Although the invention has been described with reference to a specific embodiment, this description is not meant to be construed in a limiting sense. Various modifications of the disclosed embodiment as well as alternative embodiments of the invention will become apparent to persons skilled in the art upon reference to the description of the invention. It is therefore contemplated that the appended claims will cover any such modifications or embodiments that fall within the true scope of the invention.
|Cited Patent||Filing date||Publication date||Applicant||Title|
|US4009488 *||May 1, 1975||Feb 22, 1977||Smith Ronald S||Video display system and method employing propagating stress waves|
|US4065791 *||Jun 29, 1976||Dec 27, 1977||Research Corporation||Interaction of images with strain waves to derive Fourier transform components of the images|
|US4236156 *||Apr 23, 1979||Nov 25, 1980||Vought Corporation||Switching of thermochromic and pressure sensitive films with surface acoustic waves|
|1||*||Investigation of Display Techniques Using Elastic Surface Waves Storage, by V. Blackledge, et al., IEEE Journal of Solid State Circuits, vol. SC 5, No. 5 (Oct. 1970) pp. 244 249.|
|2||Investigation of Display Techniques Using Elastic Surface Waves Storage, by V. Blackledge, et al., IEEE Journal of Solid-State Circuits, vol. SC-5, No. 5 (Oct. 1970) pp. 244-249.|
|Citing Patent||Filing date||Publication date||Applicant||Title|
|US4720747 *||Apr 26, 1984||Jan 19, 1988||Corporation For Laser Optics Research||Sequential plane projection by laser video projector|
|US5852261 *||Aug 9, 1996||Dec 22, 1998||Toda; Kohji||Surface acoustic wave touch-position sensing device|
|U.S. Classification||348/769, 345/690, 348/E03.011, 345/173, 345/63, 348/775|
|International Classification||H04N3/10, G02F1/01, G02F1/11|
|Cooperative Classification||G02F1/11, G02F1/0128, H04N3/10|
|European Classification||G02F1/01M, H04N3/10, G02F1/11|

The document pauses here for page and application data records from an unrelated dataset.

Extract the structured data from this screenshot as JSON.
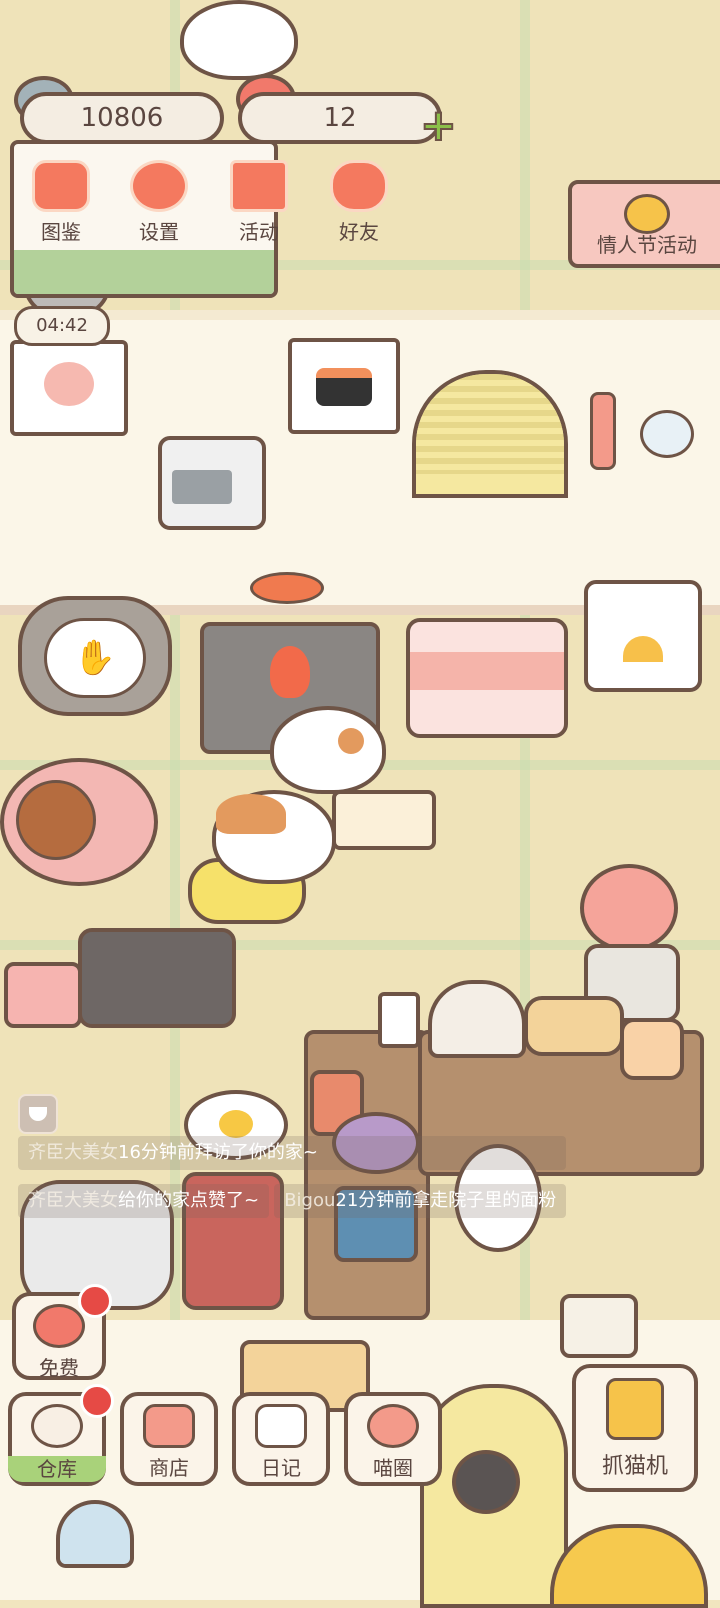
{
  "currency": {
    "coins": "10806",
    "hearts": "12",
    "add_label": "+"
  },
  "menu": [
    {
      "label": "图鉴",
      "icon": "cat-book-icon"
    },
    {
      "label": "设置",
      "icon": "gear-icon"
    },
    {
      "label": "活动",
      "icon": "gift-icon"
    },
    {
      "label": "好友",
      "icon": "friends-icon"
    }
  ],
  "event_banner": {
    "label": "情人节活动",
    "icon": "heart-cookie-icon"
  },
  "timer": "04:42",
  "feed": [
    {
      "name": "齐臣大美女",
      "text": "16分钟前拜访了你的家~"
    },
    {
      "name": "齐臣大美女",
      "text": "给你的家点赞了~"
    },
    {
      "name": "Bigou",
      "text": "21分钟前拿走院子里的面粉"
    }
  ],
  "nav": {
    "free": {
      "label": "免费",
      "icon": "heart-icon"
    },
    "items": [
      {
        "label": "仓库",
        "icon": "storage-icon"
      },
      {
        "label": "商店",
        "icon": "shop-icon"
      },
      {
        "label": "日记",
        "icon": "diary-icon"
      },
      {
        "label": "喵圈",
        "icon": "planet-cat-icon"
      }
    ],
    "claw": {
      "label": "抓猫机",
      "icon": "claw-icon"
    }
  },
  "colors": {
    "outline": "#6e5446",
    "accent_pink": "#f4795f",
    "badge_red": "#e64a45",
    "active_green": "#a9d27a"
  }
}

|Aug 12, 1984||AS||Assignment|
Owner name: LTV AEROSPACE AND DEFENSE COMPANY DALLAS TX
Free format text: ASSIGNMENT OF ASSIGNORS INTEREST.;ASSIGNOR:EDEN, DAYTON D.;REEL/FRAME:004248/0696
Effective date: 19840406

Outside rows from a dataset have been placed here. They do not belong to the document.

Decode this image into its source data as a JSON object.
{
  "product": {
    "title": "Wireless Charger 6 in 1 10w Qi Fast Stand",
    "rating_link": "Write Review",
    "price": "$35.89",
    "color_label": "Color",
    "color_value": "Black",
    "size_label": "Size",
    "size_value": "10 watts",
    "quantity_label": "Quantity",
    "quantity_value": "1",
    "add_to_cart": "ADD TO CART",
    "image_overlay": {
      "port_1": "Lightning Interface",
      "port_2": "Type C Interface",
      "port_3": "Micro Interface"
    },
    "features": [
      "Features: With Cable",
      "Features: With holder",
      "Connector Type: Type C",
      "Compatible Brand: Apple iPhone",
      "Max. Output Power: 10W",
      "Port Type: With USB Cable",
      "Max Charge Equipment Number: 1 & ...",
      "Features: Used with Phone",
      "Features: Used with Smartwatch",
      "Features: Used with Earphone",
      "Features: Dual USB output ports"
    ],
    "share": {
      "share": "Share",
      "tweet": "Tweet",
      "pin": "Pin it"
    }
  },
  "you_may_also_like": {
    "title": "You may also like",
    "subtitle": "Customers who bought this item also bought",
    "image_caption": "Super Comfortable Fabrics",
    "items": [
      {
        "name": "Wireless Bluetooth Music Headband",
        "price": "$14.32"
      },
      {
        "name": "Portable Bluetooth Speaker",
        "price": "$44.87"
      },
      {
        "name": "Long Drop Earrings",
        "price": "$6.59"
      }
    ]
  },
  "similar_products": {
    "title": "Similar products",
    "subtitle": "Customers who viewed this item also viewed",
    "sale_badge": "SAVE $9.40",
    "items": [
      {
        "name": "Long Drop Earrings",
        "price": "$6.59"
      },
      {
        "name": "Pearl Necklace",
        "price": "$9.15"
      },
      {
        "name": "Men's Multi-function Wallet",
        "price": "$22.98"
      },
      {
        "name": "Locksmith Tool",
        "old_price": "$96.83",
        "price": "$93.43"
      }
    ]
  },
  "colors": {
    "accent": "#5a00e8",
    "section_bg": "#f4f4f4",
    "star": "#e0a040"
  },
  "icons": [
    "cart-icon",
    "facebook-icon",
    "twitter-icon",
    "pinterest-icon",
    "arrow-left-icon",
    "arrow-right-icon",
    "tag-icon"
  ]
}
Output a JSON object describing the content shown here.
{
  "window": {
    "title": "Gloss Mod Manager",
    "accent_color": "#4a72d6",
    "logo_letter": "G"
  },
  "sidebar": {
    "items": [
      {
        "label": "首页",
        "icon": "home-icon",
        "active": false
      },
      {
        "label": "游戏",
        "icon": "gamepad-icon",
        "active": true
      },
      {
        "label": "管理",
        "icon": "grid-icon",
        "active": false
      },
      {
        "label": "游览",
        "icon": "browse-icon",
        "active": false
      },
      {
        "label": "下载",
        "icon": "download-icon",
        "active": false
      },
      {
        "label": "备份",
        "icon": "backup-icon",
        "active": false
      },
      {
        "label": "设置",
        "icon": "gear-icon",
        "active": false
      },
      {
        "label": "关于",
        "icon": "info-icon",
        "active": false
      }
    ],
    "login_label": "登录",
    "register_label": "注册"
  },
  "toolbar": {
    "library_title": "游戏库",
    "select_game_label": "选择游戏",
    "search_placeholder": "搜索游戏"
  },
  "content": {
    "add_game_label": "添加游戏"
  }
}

|Nov 3, 1989||FPAY||Fee payment|
Year of fee payment: 4
|Jan 11, 1993||AS||Assignment|
Owner name: LORAL VOUGHT SYSTEMS CORPORATION, TEXAS
Free format text: NUNC PRO TUNC ASSIGNMENT;ASSIGNOR:LTV AEROSPACE AND DEFENSE COMPANY;REEL/FRAME:006388/0619

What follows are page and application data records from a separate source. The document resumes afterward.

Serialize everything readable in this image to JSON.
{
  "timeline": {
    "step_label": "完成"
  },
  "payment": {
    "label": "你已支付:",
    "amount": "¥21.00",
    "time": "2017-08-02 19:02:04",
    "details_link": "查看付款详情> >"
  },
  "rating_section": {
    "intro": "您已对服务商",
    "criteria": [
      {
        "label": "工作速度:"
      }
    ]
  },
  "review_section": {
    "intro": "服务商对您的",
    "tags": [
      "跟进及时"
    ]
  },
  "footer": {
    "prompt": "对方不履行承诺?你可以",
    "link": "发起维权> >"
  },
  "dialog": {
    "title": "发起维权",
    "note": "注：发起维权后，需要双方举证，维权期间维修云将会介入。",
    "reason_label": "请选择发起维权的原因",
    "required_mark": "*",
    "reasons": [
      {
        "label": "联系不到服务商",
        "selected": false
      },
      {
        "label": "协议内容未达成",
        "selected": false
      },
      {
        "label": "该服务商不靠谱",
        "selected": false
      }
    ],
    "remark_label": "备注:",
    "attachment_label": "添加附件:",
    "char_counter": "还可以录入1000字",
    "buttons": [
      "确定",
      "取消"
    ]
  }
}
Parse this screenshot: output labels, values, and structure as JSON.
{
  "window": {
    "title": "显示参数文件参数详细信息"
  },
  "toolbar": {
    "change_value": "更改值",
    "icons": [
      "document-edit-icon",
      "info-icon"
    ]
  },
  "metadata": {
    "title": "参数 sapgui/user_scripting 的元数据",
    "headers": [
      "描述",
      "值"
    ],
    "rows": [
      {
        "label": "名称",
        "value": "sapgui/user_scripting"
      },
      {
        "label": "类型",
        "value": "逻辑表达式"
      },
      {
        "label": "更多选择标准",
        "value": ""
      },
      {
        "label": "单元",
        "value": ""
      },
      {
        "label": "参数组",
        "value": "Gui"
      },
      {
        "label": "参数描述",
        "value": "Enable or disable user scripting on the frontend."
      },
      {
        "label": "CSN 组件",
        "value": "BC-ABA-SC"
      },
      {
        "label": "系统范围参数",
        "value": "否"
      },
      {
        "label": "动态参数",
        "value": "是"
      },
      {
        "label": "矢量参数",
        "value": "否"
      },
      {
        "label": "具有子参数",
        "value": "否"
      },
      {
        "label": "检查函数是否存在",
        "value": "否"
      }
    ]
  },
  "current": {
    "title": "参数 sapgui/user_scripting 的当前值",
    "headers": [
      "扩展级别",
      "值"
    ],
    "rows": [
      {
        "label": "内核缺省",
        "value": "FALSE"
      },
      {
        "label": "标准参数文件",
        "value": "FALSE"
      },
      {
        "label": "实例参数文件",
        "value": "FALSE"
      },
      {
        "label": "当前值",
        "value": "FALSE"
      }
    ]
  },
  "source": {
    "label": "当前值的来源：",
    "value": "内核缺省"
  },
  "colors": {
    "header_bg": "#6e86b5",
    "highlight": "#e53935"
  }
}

Effective date: 19921216
|Oct 15, 1993||AS||Assignment|
Owner name: NATIONSBANK OF TEXAS, N.A., AS AGENT AND ADMINISTR
Free format text: SECURITY INTEREST;ASSIGNOR:VOUGHT AIRCRAFT COMPANY;REEL/FRAME:006728/0923
Effective date: 19931012
|Dec 14, 1993||REMI||Maintenance fee reminder mailed|
|Jan 10, 1994||REMI||Maintenance fee reminder mailed|
|May 8, 1994||LAPS||Lapse for failure to pay maintenance fees|
|Jul 19, 1994||FP||Expired due to failure to pay maintenance fee|
Effective date: 19940511